Our two boys are currently playing Upwards Basketball at a local church. As those of you familiar with Upwards will know, part of the purpose of that program is to introduce boys and girls to Jesus Christ - nothing wrong with that. One of the ways the program does that is to have a short devotional for the children during the half-time of each game - again, nothing wrong with that.
However, at our first game this past week, I was more than a little concerned about the message given, or at least implied, by that half-time devotion. The overarching message was the Jesus loves you, in fact that He loves everyone no matter what. They had a man dressed up as Elmo from Sesame Street helping with the presentation and at one point the speaker said Jesus even loves Elmo with his big funny nose.
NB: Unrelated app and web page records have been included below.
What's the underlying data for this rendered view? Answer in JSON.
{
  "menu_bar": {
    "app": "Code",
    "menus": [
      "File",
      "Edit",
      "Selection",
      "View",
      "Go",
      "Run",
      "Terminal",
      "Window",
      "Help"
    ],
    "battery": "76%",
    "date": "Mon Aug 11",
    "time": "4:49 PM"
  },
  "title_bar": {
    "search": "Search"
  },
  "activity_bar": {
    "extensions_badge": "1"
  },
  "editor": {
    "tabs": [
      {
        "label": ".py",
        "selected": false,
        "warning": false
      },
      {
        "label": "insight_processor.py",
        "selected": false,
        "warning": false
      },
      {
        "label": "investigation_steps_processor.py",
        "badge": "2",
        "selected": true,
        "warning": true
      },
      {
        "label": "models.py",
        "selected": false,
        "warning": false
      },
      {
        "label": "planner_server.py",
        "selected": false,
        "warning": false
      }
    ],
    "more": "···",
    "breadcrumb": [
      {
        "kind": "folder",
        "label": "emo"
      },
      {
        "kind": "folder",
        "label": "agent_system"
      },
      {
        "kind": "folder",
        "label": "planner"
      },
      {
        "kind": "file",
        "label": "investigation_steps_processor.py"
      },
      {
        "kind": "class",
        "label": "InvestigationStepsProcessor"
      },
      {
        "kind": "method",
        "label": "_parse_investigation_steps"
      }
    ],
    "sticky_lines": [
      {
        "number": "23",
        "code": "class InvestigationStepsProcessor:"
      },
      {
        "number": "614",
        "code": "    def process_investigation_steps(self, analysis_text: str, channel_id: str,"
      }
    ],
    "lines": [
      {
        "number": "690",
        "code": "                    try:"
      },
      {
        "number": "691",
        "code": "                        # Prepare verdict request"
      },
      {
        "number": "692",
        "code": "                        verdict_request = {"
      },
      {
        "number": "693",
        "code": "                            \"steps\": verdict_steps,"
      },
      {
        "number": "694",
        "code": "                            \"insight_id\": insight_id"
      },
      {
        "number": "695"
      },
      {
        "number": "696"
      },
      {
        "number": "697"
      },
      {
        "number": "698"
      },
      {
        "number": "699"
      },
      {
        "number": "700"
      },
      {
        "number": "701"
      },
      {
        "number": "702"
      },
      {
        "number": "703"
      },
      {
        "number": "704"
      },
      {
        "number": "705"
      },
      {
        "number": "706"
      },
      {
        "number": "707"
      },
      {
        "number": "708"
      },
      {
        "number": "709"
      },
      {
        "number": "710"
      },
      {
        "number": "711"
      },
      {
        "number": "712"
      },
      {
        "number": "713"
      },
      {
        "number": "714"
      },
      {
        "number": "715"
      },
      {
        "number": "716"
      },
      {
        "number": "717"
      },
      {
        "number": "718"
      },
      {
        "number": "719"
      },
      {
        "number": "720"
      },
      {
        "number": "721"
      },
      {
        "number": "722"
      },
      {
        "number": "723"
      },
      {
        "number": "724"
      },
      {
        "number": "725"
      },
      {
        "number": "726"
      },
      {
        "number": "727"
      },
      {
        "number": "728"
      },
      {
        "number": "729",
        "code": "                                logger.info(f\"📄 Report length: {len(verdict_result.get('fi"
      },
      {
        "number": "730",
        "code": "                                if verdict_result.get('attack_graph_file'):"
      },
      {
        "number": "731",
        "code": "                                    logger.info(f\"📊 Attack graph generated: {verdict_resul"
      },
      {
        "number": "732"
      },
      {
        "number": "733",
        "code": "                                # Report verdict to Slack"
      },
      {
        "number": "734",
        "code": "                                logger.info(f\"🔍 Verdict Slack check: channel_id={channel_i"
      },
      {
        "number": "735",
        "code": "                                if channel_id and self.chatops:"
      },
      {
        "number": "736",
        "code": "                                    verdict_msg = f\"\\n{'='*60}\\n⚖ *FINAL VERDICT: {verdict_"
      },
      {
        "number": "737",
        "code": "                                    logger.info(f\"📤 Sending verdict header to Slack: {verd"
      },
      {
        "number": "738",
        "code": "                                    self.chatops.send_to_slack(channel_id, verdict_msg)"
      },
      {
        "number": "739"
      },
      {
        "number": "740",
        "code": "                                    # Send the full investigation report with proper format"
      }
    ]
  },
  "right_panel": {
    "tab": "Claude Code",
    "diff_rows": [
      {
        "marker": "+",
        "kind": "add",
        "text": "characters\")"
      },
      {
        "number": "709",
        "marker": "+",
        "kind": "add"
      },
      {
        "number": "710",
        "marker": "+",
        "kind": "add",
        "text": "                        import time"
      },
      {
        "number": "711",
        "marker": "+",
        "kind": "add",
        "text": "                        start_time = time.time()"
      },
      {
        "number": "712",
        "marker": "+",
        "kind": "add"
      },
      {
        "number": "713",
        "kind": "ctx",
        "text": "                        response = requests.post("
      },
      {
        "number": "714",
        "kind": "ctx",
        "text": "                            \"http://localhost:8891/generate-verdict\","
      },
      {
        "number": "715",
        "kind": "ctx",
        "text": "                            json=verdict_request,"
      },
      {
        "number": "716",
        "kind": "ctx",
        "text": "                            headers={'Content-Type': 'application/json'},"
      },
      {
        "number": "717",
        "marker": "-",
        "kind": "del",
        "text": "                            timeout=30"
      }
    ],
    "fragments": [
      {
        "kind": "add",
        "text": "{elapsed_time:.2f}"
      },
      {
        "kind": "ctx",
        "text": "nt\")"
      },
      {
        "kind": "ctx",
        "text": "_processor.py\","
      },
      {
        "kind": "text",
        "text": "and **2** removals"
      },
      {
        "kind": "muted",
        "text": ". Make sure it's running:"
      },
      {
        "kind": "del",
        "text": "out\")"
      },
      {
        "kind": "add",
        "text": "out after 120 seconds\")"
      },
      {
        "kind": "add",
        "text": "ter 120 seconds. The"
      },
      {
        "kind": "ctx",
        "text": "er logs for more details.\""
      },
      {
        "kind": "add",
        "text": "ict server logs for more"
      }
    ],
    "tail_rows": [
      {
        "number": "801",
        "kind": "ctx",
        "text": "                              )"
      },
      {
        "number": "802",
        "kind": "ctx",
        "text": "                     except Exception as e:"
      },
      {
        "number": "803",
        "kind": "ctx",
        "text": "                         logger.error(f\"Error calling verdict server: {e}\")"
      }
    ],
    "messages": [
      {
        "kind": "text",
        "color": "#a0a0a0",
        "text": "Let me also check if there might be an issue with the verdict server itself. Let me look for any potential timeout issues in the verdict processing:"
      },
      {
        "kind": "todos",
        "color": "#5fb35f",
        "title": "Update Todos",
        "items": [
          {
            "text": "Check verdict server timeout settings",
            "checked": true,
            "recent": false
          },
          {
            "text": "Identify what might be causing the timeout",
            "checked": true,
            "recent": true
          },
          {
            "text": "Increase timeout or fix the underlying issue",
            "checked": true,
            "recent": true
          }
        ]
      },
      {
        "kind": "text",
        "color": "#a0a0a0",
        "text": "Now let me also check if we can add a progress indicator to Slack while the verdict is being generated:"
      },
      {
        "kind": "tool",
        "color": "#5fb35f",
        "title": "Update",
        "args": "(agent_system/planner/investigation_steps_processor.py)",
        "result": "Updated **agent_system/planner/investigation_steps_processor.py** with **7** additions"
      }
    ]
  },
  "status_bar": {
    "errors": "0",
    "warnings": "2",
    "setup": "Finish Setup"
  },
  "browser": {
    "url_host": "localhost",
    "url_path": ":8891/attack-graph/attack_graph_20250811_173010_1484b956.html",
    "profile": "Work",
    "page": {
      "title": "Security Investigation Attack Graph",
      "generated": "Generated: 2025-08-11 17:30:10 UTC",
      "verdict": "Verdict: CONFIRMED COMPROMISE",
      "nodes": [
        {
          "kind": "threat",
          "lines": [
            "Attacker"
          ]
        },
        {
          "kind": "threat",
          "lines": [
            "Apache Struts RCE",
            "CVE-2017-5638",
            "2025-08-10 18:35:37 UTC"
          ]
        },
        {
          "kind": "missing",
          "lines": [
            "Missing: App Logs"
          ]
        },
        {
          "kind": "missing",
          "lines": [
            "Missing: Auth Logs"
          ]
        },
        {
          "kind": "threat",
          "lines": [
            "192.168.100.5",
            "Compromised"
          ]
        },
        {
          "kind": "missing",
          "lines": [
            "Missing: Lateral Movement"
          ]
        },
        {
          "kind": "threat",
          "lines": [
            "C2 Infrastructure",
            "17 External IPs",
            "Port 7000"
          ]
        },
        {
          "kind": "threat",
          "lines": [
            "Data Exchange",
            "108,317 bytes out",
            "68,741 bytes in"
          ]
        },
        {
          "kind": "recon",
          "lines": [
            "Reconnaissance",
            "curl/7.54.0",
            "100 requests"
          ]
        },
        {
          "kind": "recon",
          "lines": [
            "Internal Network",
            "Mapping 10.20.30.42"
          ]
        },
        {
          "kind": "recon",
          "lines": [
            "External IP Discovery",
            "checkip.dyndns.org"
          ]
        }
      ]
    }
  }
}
He then went on to say that Jesus loves you even when you 'mess up', not sin mind you, just 'mess up'. So what does that look like? Its like when you spray silly string inside the house. I kid you not, that was the illustration given. The speaker said he likes to spray silly string inside the house (and he then sprayed it across the crowd of kids much to their glee) but that his wife loves him even when he does that and that's how Jesus loves us too.
Now, my wife thinks I'm overreacting given that these were kids between 1st and 3rd grade, at least where our boys were concerned. However, leaving aside the theological issues around 'Jesus loves everyone in the world', my feeling is it is never OK to trivialize sin in this way. Even very young children are capable of understanding the holiness of God and the seriousness of sin. They must in fact understand that in my opinion before they can repent and be saved. Which brings me to another point, there was no mention at all of repentance - just Jesus loves you no matter what.